**Activity:** Each entry needs to be reproduced verbatim.

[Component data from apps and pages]
□ □ □ □ □ □ □
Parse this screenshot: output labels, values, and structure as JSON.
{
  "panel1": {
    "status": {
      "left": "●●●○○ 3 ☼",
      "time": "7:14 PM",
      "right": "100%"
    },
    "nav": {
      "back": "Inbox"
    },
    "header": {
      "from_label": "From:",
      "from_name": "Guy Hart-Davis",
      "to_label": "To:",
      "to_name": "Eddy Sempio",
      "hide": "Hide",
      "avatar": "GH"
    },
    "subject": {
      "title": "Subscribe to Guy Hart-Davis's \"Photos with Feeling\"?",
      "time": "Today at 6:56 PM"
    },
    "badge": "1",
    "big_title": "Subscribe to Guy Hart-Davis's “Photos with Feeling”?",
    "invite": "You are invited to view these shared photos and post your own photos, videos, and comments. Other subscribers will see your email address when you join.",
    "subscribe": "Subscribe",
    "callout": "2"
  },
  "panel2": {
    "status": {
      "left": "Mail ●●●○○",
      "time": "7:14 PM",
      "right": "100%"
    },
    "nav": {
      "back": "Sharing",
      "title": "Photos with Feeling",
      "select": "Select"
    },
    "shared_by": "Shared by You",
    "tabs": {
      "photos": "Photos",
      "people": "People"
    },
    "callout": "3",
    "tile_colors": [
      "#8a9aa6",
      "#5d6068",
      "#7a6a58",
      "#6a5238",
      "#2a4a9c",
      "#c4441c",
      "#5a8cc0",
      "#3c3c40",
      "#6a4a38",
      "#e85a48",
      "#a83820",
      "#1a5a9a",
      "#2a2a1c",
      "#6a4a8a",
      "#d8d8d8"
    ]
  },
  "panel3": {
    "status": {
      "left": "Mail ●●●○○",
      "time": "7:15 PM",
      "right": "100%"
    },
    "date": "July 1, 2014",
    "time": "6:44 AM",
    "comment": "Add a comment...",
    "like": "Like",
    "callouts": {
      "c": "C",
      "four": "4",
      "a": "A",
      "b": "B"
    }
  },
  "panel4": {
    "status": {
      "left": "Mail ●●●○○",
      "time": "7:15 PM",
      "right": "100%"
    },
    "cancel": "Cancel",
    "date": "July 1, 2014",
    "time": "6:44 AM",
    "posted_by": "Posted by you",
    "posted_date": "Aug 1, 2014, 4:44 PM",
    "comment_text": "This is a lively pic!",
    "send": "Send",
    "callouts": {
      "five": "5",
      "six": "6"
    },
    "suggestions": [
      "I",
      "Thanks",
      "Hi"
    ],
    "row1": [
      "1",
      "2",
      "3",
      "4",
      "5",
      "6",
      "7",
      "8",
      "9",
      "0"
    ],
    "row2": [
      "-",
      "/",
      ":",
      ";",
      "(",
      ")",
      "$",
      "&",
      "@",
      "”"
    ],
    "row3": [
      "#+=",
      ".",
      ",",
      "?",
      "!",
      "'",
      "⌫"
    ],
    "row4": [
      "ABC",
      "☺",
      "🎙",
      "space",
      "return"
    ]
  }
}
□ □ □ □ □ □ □
**Worked solution:**
Parse this screenshot: output labels, values, and structure as JSON.
{
  "panel1": {
    "status": {
      "left": "●●●○○ 3 ☼",
      "time": "7:14 PM",
      "right": "100%"
    },
    "nav": {
      "back": "Inbox"
    },
    "header": {
      "from_label": "From:",
      "from_name": "Guy Hart-Davis",
      "to_label": "To:",
      "to_name": "Eddy Sempio",
      "hide": "Hide",
      "avatar": "GH"
    },
    "subject": {
      "title": "Subscribe to Guy Hart-Davis's \"Photos with Feeling\"?",
      "time": "Today at 6:56 PM"
    },
    "badge": "1",
    "big_title": "Subscribe to Guy Hart-Davis's “Photos with Feeling”?",
    "invite": "You are invited to view these shared photos and post your own photos, videos, and comments. Other subscribers will see your email address when you join.",
    "subscribe": "Subscribe",
    "callout": "2"
  },
  "panel2": {
    "status": {
      "left": "Mail ●●●○○",
      "time": "7:14 PM",
      "right": "100%"
    },
    "nav": {
      "back": "Sharing",
      "title": "Photos with Feeling",
      "select": "Select"
    },
    "shared_by": "Shared by You",
    "tabs": {
      "photos": "Photos",
      "people": "People"
    },
    "callout": "3",
    "tile_colors": [
      "#8a9aa6",
      "#5d6068",
      "#7a6a58",
      "#6a5238",
      "#2a4a9c",
      "#c4441c",
      "#5a8cc0",
      "#3c3c40",
      "#6a4a38",
      "#e85a48",
      "#a83820",
      "#1a5a9a",
      "#2a2a1c",
      "#6a4a8a",
      "#d8d8d8"
    ]
  },
  "panel3": {
    "status": {
      "left": "Mail ●●●○○",
      "time": "7:15 PM",
      "right": "100%"
    },
    "date": "July 1, 2014",
    "time": "6:44 AM",
    "comment": "Add a comment...",
    "like": "Like",
    "callouts": {
      "c": "C",
      "four": "4",
      "a": "A",
      "b": "B"
    }
  },
  "panel4": {
    "status": {
      "left": "Mail ●●●○○",
      "time": "7:15 PM",
      "right": "100%"
    },
    "cancel": "Cancel",
    "date": "July 1, 2014",
    "time": "6:44 AM",
    "posted_by": "Posted by you",
    "posted_date": "Aug 1, 2014, 4:44 PM",
    "comment_text": "This is a lively pic!",
    "send": "Send",
    "callouts": {
      "five": "5",
      "six": "6"
    },
    "suggestions": [
      "I",
      "Thanks",
      "Hi"
    ],
    "row1": [
      "1",
      "2",
      "3",
      "4",
      "5",
      "6",
      "7",
      "8",
      "9",
      "0"
    ],
    "row2": [
      "-",
      "/",
      ":",
      ";",
      "(",
      ")",
      "$",
      "&",
      "@",
      "”"
    ],
    "row3": [
      "#+=",
      ".",
      ",",
      "?",
      "!",
      "'",
      "⌫"
    ],
    "row4": [
      "ABC",
      "☺",
      "🎙",
      "space",
      "return"
    ]
  }
}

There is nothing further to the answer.